Action item: Copy the result of filtering the entries below for lines that include the string "Поиск".

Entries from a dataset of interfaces
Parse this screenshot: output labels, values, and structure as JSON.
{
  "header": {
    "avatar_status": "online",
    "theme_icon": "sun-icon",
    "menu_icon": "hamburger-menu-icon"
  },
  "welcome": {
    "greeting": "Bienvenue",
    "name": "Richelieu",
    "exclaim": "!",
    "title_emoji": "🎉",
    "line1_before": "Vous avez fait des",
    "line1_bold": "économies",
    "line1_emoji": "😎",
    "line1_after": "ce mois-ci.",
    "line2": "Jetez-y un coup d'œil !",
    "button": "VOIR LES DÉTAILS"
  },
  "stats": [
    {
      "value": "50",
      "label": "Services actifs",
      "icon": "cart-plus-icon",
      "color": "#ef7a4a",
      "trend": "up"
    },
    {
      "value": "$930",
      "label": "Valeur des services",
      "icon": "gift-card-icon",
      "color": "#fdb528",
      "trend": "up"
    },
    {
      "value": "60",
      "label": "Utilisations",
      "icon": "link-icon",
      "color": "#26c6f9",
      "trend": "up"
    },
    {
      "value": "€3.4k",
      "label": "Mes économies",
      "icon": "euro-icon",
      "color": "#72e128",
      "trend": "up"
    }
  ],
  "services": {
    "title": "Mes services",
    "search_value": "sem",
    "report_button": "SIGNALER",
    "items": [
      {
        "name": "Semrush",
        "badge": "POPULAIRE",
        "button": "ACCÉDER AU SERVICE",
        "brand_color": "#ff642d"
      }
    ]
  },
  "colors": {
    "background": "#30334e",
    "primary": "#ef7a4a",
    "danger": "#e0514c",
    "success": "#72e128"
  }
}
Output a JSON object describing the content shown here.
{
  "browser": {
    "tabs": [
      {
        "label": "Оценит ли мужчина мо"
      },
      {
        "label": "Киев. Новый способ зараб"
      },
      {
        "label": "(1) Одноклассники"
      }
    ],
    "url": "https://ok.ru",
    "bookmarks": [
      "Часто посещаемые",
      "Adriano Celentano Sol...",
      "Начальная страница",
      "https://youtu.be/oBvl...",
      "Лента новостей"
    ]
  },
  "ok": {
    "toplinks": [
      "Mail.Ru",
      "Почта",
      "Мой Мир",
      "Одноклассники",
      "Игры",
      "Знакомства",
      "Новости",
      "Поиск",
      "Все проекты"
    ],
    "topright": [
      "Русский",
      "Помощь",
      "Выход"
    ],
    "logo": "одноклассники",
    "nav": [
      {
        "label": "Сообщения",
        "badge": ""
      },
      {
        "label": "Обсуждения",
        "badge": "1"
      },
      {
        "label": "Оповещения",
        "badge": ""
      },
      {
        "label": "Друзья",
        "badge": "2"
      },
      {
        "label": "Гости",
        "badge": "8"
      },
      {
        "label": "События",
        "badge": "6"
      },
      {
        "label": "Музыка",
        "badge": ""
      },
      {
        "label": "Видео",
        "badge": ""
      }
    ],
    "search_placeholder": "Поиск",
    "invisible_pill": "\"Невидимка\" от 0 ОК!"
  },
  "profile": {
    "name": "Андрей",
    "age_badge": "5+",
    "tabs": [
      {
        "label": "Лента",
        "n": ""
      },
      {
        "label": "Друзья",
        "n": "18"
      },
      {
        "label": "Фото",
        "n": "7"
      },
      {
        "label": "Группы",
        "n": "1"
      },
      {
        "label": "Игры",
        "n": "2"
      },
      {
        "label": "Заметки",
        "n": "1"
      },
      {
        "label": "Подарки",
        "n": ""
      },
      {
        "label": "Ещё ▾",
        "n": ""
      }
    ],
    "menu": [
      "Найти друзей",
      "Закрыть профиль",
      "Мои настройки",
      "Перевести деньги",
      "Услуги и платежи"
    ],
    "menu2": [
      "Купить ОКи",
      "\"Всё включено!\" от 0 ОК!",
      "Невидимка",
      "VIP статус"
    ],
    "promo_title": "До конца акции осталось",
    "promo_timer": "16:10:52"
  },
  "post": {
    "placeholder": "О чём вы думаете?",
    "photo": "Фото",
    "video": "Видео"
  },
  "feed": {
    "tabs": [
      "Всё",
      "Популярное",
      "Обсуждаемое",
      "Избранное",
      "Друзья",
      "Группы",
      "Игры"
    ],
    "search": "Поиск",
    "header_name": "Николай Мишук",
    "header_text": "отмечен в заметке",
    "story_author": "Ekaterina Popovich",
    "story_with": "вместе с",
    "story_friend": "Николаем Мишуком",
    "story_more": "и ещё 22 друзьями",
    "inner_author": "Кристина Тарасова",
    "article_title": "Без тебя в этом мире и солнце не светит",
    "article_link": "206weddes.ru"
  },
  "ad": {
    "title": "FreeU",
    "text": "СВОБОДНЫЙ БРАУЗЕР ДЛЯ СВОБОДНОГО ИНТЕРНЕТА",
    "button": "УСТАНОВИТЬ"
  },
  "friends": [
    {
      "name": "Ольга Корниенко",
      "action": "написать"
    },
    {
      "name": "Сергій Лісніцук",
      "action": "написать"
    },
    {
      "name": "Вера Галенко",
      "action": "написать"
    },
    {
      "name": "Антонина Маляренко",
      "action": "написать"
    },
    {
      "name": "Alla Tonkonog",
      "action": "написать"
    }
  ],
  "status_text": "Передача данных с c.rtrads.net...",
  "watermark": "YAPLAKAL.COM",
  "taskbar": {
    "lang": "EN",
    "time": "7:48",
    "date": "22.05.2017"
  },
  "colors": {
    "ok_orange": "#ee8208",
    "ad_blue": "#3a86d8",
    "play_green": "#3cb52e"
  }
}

Written solution:
      "Поиск",
    "search_placeholder": "Поиск",
    "search": "Поиск",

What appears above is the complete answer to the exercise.